### RECORDS FOR THIS EXERCISE
++++
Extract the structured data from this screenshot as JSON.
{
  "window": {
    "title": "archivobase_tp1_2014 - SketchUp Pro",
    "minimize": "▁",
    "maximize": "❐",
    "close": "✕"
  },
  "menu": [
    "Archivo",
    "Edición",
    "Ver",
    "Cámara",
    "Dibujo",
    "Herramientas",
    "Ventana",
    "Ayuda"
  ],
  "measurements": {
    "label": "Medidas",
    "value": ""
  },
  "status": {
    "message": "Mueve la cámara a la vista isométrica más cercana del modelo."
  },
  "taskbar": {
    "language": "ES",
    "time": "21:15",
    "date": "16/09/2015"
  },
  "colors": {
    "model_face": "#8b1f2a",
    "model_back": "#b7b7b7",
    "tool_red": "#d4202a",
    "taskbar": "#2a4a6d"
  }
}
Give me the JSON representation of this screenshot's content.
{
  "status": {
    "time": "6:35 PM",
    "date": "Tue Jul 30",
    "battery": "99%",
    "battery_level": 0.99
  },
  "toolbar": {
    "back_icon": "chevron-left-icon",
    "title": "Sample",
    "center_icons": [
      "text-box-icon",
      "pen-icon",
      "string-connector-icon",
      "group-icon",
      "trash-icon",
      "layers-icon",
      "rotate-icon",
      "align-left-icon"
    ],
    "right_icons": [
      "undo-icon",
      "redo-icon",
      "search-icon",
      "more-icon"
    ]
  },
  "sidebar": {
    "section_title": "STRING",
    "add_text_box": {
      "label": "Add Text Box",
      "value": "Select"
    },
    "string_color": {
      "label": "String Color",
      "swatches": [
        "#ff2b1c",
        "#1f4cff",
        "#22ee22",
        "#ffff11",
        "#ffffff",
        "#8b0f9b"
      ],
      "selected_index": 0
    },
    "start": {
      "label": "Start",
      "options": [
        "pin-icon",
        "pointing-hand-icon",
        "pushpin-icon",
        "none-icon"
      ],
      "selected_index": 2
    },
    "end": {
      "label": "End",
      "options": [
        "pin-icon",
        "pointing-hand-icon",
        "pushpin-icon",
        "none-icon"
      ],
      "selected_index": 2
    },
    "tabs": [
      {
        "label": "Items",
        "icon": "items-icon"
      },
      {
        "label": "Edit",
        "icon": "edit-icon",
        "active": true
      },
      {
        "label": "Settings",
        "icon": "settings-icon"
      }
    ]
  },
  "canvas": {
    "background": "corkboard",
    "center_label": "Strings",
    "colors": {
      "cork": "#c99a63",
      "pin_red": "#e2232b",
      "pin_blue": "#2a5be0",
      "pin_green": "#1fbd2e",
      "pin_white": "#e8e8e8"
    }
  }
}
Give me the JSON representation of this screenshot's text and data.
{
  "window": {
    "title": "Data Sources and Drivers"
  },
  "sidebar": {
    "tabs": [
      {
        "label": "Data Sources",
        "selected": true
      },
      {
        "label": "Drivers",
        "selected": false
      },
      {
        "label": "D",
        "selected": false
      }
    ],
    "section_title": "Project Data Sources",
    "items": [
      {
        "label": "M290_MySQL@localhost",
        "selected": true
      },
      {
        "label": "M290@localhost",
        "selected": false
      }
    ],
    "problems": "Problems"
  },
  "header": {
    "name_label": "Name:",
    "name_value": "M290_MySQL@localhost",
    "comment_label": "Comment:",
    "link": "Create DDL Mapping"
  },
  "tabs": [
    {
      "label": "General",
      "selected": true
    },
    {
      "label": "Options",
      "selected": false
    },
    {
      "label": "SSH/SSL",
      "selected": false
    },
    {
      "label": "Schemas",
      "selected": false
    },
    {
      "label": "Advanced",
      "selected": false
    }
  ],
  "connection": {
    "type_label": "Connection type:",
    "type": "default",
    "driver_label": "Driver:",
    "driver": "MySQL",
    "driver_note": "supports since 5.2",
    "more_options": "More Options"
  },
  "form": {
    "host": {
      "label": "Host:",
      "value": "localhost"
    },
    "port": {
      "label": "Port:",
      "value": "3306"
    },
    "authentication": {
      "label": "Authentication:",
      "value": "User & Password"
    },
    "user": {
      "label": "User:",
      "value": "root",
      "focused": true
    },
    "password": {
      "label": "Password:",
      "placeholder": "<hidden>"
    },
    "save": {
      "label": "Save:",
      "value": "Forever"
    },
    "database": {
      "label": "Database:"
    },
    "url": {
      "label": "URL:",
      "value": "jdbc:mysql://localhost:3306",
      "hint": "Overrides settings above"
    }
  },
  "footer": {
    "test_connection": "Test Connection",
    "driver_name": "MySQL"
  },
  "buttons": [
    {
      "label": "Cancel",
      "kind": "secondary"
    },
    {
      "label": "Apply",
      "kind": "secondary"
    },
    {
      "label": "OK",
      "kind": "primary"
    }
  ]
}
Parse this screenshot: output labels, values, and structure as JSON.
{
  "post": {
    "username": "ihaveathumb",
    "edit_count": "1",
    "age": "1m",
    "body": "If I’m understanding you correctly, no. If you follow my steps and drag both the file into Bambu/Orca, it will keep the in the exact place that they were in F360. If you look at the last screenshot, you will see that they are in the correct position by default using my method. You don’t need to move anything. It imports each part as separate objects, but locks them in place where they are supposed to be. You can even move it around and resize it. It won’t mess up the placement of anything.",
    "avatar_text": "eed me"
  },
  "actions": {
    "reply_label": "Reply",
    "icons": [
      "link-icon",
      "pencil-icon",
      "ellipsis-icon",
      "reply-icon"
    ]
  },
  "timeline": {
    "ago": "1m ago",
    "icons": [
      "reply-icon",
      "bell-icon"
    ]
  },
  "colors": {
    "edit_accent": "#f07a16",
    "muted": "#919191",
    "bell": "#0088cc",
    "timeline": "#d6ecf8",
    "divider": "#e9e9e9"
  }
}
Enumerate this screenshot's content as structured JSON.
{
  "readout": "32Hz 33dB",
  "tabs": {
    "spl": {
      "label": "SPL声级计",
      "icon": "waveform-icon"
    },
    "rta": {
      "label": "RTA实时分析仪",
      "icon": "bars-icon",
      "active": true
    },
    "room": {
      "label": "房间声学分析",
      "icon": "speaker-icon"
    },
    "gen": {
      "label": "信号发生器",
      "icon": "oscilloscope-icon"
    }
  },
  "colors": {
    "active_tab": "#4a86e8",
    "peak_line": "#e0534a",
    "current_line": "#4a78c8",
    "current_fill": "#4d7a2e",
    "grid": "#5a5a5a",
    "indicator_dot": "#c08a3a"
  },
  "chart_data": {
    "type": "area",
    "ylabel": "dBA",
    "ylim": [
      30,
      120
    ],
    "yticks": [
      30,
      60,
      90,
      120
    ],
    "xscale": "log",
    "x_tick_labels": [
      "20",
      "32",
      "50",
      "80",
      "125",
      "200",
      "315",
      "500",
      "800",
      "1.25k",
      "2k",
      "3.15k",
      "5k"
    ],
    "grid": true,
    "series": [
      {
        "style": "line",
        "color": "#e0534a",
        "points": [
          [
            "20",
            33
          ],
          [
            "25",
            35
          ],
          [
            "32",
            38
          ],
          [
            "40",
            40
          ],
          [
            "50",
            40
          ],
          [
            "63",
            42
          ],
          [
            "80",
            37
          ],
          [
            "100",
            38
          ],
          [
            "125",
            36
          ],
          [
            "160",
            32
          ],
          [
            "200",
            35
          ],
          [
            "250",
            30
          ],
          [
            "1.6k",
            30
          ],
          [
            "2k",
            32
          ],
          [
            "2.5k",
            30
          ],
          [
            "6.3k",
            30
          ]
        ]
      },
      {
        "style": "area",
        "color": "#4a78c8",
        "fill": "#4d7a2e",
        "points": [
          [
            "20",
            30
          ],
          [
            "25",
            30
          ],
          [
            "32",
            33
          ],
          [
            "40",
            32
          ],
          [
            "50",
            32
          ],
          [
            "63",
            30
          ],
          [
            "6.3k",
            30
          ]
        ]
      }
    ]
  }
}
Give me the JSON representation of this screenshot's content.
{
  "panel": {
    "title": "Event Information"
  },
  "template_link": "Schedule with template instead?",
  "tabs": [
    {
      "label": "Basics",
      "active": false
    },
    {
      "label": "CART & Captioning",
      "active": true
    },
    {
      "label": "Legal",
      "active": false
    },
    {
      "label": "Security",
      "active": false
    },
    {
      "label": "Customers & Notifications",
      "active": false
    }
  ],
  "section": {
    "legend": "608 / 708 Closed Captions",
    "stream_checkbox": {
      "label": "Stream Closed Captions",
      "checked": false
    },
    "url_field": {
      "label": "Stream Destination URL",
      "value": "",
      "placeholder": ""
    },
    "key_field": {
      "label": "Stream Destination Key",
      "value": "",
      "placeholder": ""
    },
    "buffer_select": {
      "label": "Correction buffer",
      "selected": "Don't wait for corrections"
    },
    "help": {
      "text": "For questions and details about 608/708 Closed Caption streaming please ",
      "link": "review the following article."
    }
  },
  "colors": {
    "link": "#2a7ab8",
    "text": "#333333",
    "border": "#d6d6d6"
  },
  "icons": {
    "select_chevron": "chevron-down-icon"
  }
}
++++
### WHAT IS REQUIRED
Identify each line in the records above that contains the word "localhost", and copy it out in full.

### TASK OUTPUT
        "label": "M290_MySQL@localhost",
        "label": "M290@localhost",
    "name_value": "M290_MySQL@localhost",
      "value": "localhost"
      "value": "jdbc:mysql://localhost:3306",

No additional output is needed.